[Element data from apps and pages]
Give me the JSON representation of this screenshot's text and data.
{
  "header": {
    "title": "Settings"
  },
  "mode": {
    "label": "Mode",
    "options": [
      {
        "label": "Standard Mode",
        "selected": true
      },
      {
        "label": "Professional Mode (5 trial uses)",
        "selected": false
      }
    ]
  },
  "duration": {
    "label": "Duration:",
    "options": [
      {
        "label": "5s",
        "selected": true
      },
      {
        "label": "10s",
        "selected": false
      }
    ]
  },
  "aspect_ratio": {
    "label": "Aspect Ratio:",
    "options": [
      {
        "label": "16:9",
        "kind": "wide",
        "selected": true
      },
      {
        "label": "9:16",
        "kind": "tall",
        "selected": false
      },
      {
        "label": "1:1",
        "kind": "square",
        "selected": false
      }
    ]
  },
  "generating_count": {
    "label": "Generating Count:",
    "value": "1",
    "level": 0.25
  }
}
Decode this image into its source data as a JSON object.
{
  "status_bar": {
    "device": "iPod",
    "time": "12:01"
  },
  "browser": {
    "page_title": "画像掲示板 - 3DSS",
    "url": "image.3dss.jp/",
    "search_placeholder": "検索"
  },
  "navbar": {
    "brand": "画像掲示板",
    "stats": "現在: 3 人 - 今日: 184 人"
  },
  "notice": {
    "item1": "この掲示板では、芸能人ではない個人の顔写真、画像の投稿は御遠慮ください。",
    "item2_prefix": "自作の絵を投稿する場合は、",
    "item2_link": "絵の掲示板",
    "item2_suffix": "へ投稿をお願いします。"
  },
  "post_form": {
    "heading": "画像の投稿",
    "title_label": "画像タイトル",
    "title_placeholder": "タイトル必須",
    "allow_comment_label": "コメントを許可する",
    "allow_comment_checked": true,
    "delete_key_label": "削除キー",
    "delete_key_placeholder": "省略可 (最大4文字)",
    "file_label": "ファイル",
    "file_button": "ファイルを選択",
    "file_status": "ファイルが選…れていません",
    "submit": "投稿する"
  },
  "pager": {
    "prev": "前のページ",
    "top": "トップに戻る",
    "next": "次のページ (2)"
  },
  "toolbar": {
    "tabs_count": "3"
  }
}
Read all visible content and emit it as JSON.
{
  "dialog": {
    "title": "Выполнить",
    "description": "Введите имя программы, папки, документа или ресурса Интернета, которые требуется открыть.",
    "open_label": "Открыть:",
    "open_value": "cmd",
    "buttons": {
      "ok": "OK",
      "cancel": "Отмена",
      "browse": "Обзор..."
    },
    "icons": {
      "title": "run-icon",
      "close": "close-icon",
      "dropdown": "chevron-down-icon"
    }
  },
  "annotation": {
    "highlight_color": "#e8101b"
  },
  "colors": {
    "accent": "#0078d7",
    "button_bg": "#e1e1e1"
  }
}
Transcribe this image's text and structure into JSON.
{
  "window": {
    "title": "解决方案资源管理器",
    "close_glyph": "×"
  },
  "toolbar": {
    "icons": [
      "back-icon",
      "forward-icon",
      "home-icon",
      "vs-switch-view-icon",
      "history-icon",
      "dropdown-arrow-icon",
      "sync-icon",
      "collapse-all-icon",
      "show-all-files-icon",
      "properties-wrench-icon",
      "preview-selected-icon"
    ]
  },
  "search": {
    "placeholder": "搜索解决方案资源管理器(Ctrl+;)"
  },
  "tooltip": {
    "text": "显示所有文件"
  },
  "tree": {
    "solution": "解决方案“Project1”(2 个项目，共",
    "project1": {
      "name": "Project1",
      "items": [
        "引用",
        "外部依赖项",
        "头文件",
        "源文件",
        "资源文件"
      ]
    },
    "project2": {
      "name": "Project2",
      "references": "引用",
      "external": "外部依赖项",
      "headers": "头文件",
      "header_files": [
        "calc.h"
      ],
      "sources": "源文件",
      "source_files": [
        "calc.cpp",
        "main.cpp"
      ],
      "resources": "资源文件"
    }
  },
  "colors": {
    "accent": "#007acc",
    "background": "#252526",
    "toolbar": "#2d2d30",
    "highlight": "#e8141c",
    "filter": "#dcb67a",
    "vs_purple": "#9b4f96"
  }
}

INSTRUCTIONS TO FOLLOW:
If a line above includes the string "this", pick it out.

REPLY:
Give me the JSON representation of this screenshot's text and data.
Decode this image into its source data as a JSON object.
Transcribe this image's text and structure into JSON.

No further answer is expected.